The fact that it will be a good five times as large is still an exclamation point.

The federal and state governments have raised almost six billion euros for the reconstruction of East Germany, and 30 billion euros are now expected.

What is particularly astonishing is the large difference to the sum of the insured losses, because there is not that much difference in the two flood disasters. While the insurance industry had put a loss of 4.65 billion euros from the floods on the Elbe and Oder, the first estimate is now 4 to 5 billion. This can also be seen on a small scale on site: the LEG housing company, which has a good 200 affected apartments, mainly in the Ahr region, is providing 1 million euros for clearing work, especially for those tenants who do not have household insurance. And there are obviously quite a few. The costs that the company incurs as a result of repairs, replacement accommodation or loss of rent, on the other hand, are almost entirely covered by the elementary insurance.
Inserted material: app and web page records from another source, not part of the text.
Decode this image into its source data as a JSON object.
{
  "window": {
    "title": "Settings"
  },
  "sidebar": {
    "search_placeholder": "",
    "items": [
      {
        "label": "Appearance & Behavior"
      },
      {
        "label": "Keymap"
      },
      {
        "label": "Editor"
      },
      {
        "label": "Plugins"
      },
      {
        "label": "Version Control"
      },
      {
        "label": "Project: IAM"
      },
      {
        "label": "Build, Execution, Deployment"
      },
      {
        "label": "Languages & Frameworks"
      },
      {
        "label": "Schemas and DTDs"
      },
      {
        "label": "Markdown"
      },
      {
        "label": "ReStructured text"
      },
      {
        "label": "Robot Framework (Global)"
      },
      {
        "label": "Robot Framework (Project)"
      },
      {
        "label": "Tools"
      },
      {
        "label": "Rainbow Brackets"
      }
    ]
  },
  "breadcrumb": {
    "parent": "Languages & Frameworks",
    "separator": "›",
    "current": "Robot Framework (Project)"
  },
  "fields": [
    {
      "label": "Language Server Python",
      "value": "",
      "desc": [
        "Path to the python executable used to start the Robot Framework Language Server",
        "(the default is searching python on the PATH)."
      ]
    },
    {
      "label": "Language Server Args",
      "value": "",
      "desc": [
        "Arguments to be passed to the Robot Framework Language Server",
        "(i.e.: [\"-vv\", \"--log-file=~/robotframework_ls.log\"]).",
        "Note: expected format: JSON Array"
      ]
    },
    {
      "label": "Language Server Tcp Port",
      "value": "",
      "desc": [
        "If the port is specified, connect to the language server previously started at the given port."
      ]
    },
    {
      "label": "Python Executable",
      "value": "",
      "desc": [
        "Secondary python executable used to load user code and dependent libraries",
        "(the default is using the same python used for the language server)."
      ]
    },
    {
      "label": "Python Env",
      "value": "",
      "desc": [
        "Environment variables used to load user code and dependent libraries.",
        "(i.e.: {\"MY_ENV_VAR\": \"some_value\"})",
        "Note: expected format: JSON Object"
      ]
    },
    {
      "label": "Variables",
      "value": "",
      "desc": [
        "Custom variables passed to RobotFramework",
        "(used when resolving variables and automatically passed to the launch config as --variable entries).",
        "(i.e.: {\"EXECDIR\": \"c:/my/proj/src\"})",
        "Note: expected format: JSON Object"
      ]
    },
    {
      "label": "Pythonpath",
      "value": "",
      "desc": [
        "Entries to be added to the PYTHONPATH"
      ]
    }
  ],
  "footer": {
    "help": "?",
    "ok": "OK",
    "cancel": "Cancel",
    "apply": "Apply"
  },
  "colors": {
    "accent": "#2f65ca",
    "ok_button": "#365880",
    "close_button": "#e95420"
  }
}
The lavish aid pledges from the state should not increase the willingness to take out insurance. But a look at the areas affected by the flood, even weeks after the heavy rain, shows why the discussion about compulsory insurance for natural hazards ignores the concerns of residents. On the Ahr, unfiltered wastewater still flows directly into the river because not all sewage treatment plants are operational. Bridges were made makeshift by the technical relief organization, parts of the motorways 1 and 61 are completely closed. The energy supplier Eon expects that in many places it will take a good 18 months before some customers have an apartment again. The flood disaster blew up all risk models - it is only logical that coping with it goes beyond anything known.